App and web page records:
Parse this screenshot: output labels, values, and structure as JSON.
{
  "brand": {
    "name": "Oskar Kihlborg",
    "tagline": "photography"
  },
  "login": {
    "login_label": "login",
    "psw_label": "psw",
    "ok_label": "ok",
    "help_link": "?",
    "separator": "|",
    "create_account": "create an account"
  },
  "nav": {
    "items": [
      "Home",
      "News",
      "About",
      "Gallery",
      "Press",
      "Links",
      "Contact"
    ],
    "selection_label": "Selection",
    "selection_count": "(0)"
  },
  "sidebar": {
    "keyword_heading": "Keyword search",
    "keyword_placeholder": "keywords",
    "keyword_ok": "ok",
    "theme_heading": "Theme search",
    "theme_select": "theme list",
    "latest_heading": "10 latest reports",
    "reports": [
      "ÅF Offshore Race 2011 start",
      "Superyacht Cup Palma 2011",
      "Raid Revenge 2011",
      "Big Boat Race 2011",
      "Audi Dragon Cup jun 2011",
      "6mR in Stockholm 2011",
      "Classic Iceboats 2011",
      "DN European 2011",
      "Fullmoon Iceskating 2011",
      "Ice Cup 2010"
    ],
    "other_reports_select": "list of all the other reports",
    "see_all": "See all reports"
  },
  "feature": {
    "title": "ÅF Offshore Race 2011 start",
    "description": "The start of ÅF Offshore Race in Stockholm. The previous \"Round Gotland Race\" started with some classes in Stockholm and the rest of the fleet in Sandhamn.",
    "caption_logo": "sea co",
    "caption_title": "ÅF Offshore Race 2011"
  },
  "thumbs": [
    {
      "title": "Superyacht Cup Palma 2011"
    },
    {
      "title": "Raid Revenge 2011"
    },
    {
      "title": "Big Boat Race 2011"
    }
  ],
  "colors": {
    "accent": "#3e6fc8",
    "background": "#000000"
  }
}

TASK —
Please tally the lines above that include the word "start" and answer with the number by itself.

SOLUTION FOR THIS PROBLEM —
3